Watercolour first became established as a major painting medium in the Renaissance, most particularly in the paintings of Albrecht Dürer, who was one of the first major and most innovative watercolour artists.
Dürer travelled extensively through Europe, making views such as this fine landscape of the town of Trento, which is the more remarkable for its extensive use of reserved white space and transparent paints. Works such as this were therefore effectively the foundation of the ‘English school’, by a German.
This topographic view was the precursor to a whole industry which was to create similar views of towns and countryside throughout Europe over the following centuries. Dürer uses a range of sophisticated techniques, including the use of layers, and there are passages which appear to have been painted over when the underlying paint was still wet – wet on wet or wet in wet technique.
Dürer’s watercolours are also some of the earliest pure landscape paintings, exploiting transient effects of light to enhance their appearance and aesthetic appeal.
Dürer also initiated the use of watercolour in specialist genres – here the recording of wildlife.
He anticipated the use of watercolour to make accurate depictions of the form and colours of birds, which was to reach heights in the early nineteenth century in the paintings of John James Audubon (1785-1851).
Dürer’s watercolours of plants were the foundation of specialist botanical art.
At about the same time, artists in the southern Renaissance were turning to watercolour to lay out works to be implemented in other media, such as fresco and tapestry. Some of the most remarkable early examples are Raphael’s ‘cartoons’, although some were probably painted in distemper rather than using gum-based watercolour paint.

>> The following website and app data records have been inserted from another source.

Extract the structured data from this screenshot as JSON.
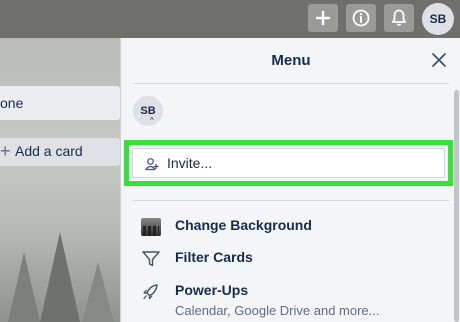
{
  "topbar": {
    "add_icon": "plus-icon",
    "info_icon": "info-icon",
    "bell_icon": "bell-icon",
    "avatar_initials": "SB"
  },
  "board": {
    "card_text": "one",
    "add_card_plus": "+",
    "add_card_label": "Add a card"
  },
  "menu": {
    "title": "Menu",
    "close_icon": "close-icon",
    "member_initials": "SB",
    "member_badge": "^",
    "invite_label": "Invite...",
    "items": [
      {
        "icon": "background-thumbnail",
        "label": "Change Background"
      },
      {
        "icon": "filter-icon",
        "label": "Filter Cards"
      },
      {
        "icon": "rocket-icon",
        "label": "Power-Ups"
      }
    ],
    "powerups_description": "Calendar, Google Drive and more..."
  },
  "colors": {
    "highlight": "#36e23a",
    "topbar": "#6f6f6b",
    "menu_bg": "#f4f5f7",
    "text": "#172b4d"
  }
}
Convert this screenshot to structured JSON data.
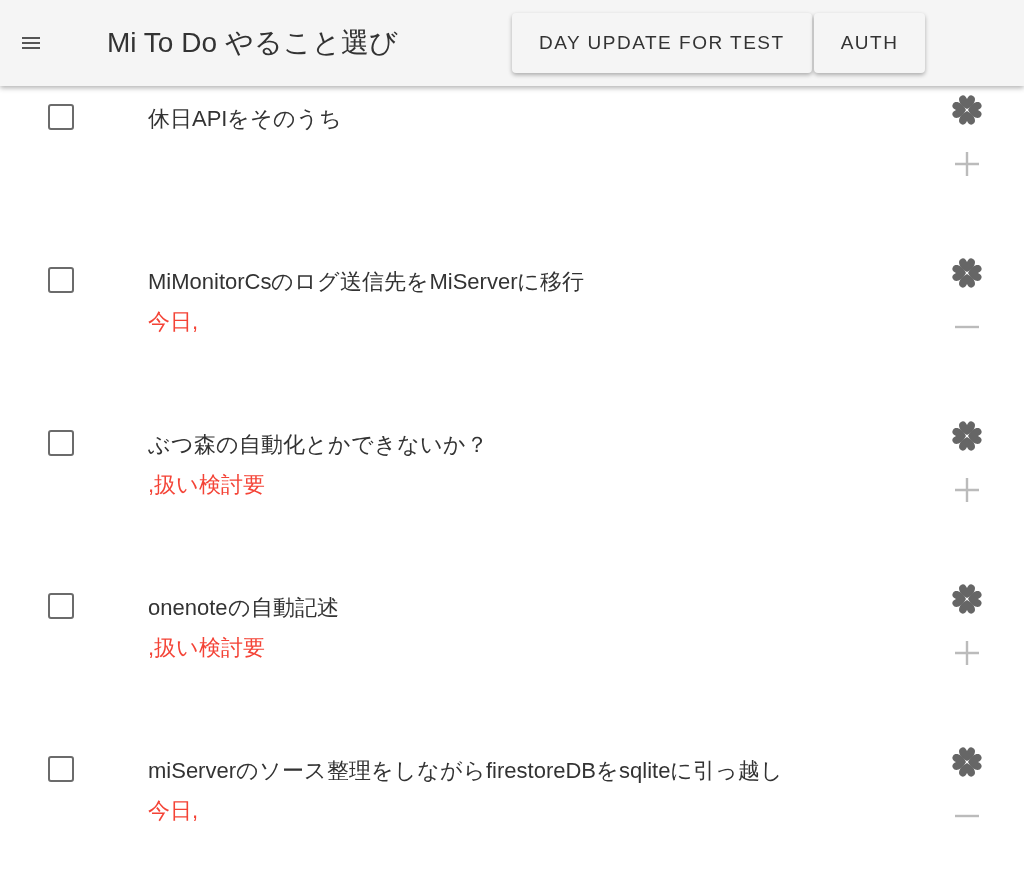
{
  "app_bar": {
    "title": "Mi To Do やること選び",
    "buttons": [
      "DAY UPDATE FOR TEST",
      "AUTH"
    ]
  },
  "items": [
    {
      "title": "休日APIをそのうち",
      "checked": false,
      "expanded": false
    },
    {
      "title": "MiMonitorCsのログ送信先をMiServerに移行",
      "note": "今日,",
      "checked": false,
      "expanded": true
    },
    {
      "title": "ぶつ森の自動化とかできないか？",
      "note": ",扱い検討要",
      "checked": false,
      "expanded": false
    },
    {
      "title": "onenoteの自動記述",
      "note": ",扱い検討要",
      "checked": false,
      "expanded": false
    },
    {
      "title": "miServerのソース整理をしながらfirestoreDBをsqliteに引っ越し",
      "note": "今日,",
      "checked": false,
      "expanded": true
    }
  ]
}
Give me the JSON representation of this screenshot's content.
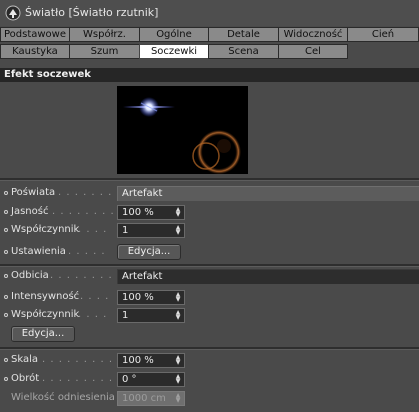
{
  "window": {
    "title": "Światło [Światło rzutnik]",
    "icon": "light-icon"
  },
  "tabs_row1": [
    {
      "label": "Podstawowe",
      "active": false
    },
    {
      "label": "Współrz.",
      "active": false
    },
    {
      "label": "Ogólne",
      "active": false
    },
    {
      "label": "Detale",
      "active": false
    },
    {
      "label": "Widoczność",
      "active": false
    },
    {
      "label": "Cień",
      "active": false
    }
  ],
  "tabs_row2": [
    {
      "label": "Kaustyka",
      "active": false
    },
    {
      "label": "Szum",
      "active": false
    },
    {
      "label": "Soczewki",
      "active": true
    },
    {
      "label": "Scena",
      "active": false
    },
    {
      "label": "Cel",
      "active": false
    }
  ],
  "section": {
    "title": "Efekt soczewek"
  },
  "glow": {
    "label": "Poświata",
    "dots": ". . . . . . . .",
    "value": "Artefakt",
    "brightness": {
      "label": "Jasność",
      "dots": ". . . . . . . . .",
      "value": "100 %"
    },
    "factor": {
      "label": "Współczynnik",
      "dots": ". . . .",
      "value": "1"
    },
    "settings": {
      "label": "Ustawienia",
      "dots": ". . . . .",
      "button": "Edycja..."
    }
  },
  "reflections": {
    "label": "Odbicia",
    "dots": ". . . . . . . . .",
    "value": "Artefakt",
    "intensity": {
      "label": "Intensywność",
      "dots": ". . . .",
      "value": "100 %"
    },
    "factor": {
      "label": "Współczynnik",
      "dots": ". . . .",
      "value": "1"
    },
    "button": "Edycja..."
  },
  "transform": {
    "scale": {
      "label": "Skala",
      "dots": ". . . . . . . . . .",
      "value": "100 %"
    },
    "rotation": {
      "label": "Obrót",
      "dots": ". . . . . . . . . .",
      "value": "0 °"
    },
    "reference_size": {
      "label": "Wielkość odniesienia",
      "value": "1000 cm"
    }
  }
}
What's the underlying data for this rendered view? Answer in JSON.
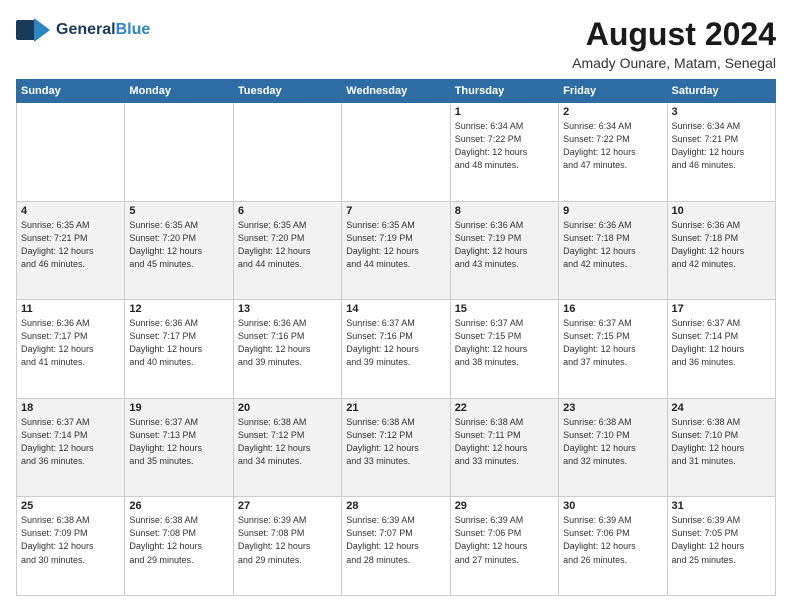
{
  "header": {
    "logo_general": "General",
    "logo_blue": "Blue",
    "month_title": "August 2024",
    "location": "Amady Ounare, Matam, Senegal"
  },
  "days_of_week": [
    "Sunday",
    "Monday",
    "Tuesday",
    "Wednesday",
    "Thursday",
    "Friday",
    "Saturday"
  ],
  "weeks": [
    [
      {
        "day": "",
        "info": ""
      },
      {
        "day": "",
        "info": ""
      },
      {
        "day": "",
        "info": ""
      },
      {
        "day": "",
        "info": ""
      },
      {
        "day": "1",
        "info": "Sunrise: 6:34 AM\nSunset: 7:22 PM\nDaylight: 12 hours\nand 48 minutes."
      },
      {
        "day": "2",
        "info": "Sunrise: 6:34 AM\nSunset: 7:22 PM\nDaylight: 12 hours\nand 47 minutes."
      },
      {
        "day": "3",
        "info": "Sunrise: 6:34 AM\nSunset: 7:21 PM\nDaylight: 12 hours\nand 46 minutes."
      }
    ],
    [
      {
        "day": "4",
        "info": "Sunrise: 6:35 AM\nSunset: 7:21 PM\nDaylight: 12 hours\nand 46 minutes."
      },
      {
        "day": "5",
        "info": "Sunrise: 6:35 AM\nSunset: 7:20 PM\nDaylight: 12 hours\nand 45 minutes."
      },
      {
        "day": "6",
        "info": "Sunrise: 6:35 AM\nSunset: 7:20 PM\nDaylight: 12 hours\nand 44 minutes."
      },
      {
        "day": "7",
        "info": "Sunrise: 6:35 AM\nSunset: 7:19 PM\nDaylight: 12 hours\nand 44 minutes."
      },
      {
        "day": "8",
        "info": "Sunrise: 6:36 AM\nSunset: 7:19 PM\nDaylight: 12 hours\nand 43 minutes."
      },
      {
        "day": "9",
        "info": "Sunrise: 6:36 AM\nSunset: 7:18 PM\nDaylight: 12 hours\nand 42 minutes."
      },
      {
        "day": "10",
        "info": "Sunrise: 6:36 AM\nSunset: 7:18 PM\nDaylight: 12 hours\nand 42 minutes."
      }
    ],
    [
      {
        "day": "11",
        "info": "Sunrise: 6:36 AM\nSunset: 7:17 PM\nDaylight: 12 hours\nand 41 minutes."
      },
      {
        "day": "12",
        "info": "Sunrise: 6:36 AM\nSunset: 7:17 PM\nDaylight: 12 hours\nand 40 minutes."
      },
      {
        "day": "13",
        "info": "Sunrise: 6:36 AM\nSunset: 7:16 PM\nDaylight: 12 hours\nand 39 minutes."
      },
      {
        "day": "14",
        "info": "Sunrise: 6:37 AM\nSunset: 7:16 PM\nDaylight: 12 hours\nand 39 minutes."
      },
      {
        "day": "15",
        "info": "Sunrise: 6:37 AM\nSunset: 7:15 PM\nDaylight: 12 hours\nand 38 minutes."
      },
      {
        "day": "16",
        "info": "Sunrise: 6:37 AM\nSunset: 7:15 PM\nDaylight: 12 hours\nand 37 minutes."
      },
      {
        "day": "17",
        "info": "Sunrise: 6:37 AM\nSunset: 7:14 PM\nDaylight: 12 hours\nand 36 minutes."
      }
    ],
    [
      {
        "day": "18",
        "info": "Sunrise: 6:37 AM\nSunset: 7:14 PM\nDaylight: 12 hours\nand 36 minutes."
      },
      {
        "day": "19",
        "info": "Sunrise: 6:37 AM\nSunset: 7:13 PM\nDaylight: 12 hours\nand 35 minutes."
      },
      {
        "day": "20",
        "info": "Sunrise: 6:38 AM\nSunset: 7:12 PM\nDaylight: 12 hours\nand 34 minutes."
      },
      {
        "day": "21",
        "info": "Sunrise: 6:38 AM\nSunset: 7:12 PM\nDaylight: 12 hours\nand 33 minutes."
      },
      {
        "day": "22",
        "info": "Sunrise: 6:38 AM\nSunset: 7:11 PM\nDaylight: 12 hours\nand 33 minutes."
      },
      {
        "day": "23",
        "info": "Sunrise: 6:38 AM\nSunset: 7:10 PM\nDaylight: 12 hours\nand 32 minutes."
      },
      {
        "day": "24",
        "info": "Sunrise: 6:38 AM\nSunset: 7:10 PM\nDaylight: 12 hours\nand 31 minutes."
      }
    ],
    [
      {
        "day": "25",
        "info": "Sunrise: 6:38 AM\nSunset: 7:09 PM\nDaylight: 12 hours\nand 30 minutes."
      },
      {
        "day": "26",
        "info": "Sunrise: 6:38 AM\nSunset: 7:08 PM\nDaylight: 12 hours\nand 29 minutes."
      },
      {
        "day": "27",
        "info": "Sunrise: 6:39 AM\nSunset: 7:08 PM\nDaylight: 12 hours\nand 29 minutes."
      },
      {
        "day": "28",
        "info": "Sunrise: 6:39 AM\nSunset: 7:07 PM\nDaylight: 12 hours\nand 28 minutes."
      },
      {
        "day": "29",
        "info": "Sunrise: 6:39 AM\nSunset: 7:06 PM\nDaylight: 12 hours\nand 27 minutes."
      },
      {
        "day": "30",
        "info": "Sunrise: 6:39 AM\nSunset: 7:06 PM\nDaylight: 12 hours\nand 26 minutes."
      },
      {
        "day": "31",
        "info": "Sunrise: 6:39 AM\nSunset: 7:05 PM\nDaylight: 12 hours\nand 25 minutes."
      }
    ]
  ]
}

Raphael’s The Miraculous Draft of Fishes (c 1515-16) is among the earlest large and complete paintings using opaque watercolour. Because of limitations in the manufacture of paper at the time, it was made on many sheets which have been mounted on canvas. The detail below shows Raphael’s command of the medium, and his use of white paint (then probably using a lead pigment) for its highlights.
Watercolour continued to be used by a few artists to create ‘finished’ works intended to be viewed by others, such as Hans Bol’s narrative painting of Landscape with the Fall of Icarus (1550-90).
However, the Old Masters generally used the medium when painting in front of the motif, to create studies for use when painting finished works in oils, for example. Rubens’ landscape sketch demonstrates his skills with mainly opaque watercolour.
Gainsborough was another oil painter who made many fine watercolour studies. Today, many of these appear to have been painted in a very limited range of colours, although in some that is the result of fading of the fugitive pigments which were used. Oil paints lock their pigments into layers which provide better protection for those which are prone to discolour.
By the end of the eighteenth century, there were some artists – particularly those like Giovanni Battista Lusieri who made landscape views – who worked almost entirely in watercolour. His large panorama of the Bay of Naples had to be painted on six sheets of paper, and uses a combination of transparent technique and opaque paints in extreme photorealism.
During the eighteenth century, as people started travelling more, and upland and coastal areas were visited by those in search of the ‘sublime’, increasing numbers of artists turned to watercolour for making topographic views. Although most were formulaic if not illustrative, artists like Alexander Cozens used watercolour in more sophisticated paintings.
These watercolourists also developed new techniques: Cozens has here used a combination of reserved white space on his paper for some highlights, and in the waterfall has scratched away parts of his paint to form the spray.
By the end of the eighteenth century, artists like Paul Sandby were hard at work, painting watercolour views daily, to satisfy growing demand for their topographic views.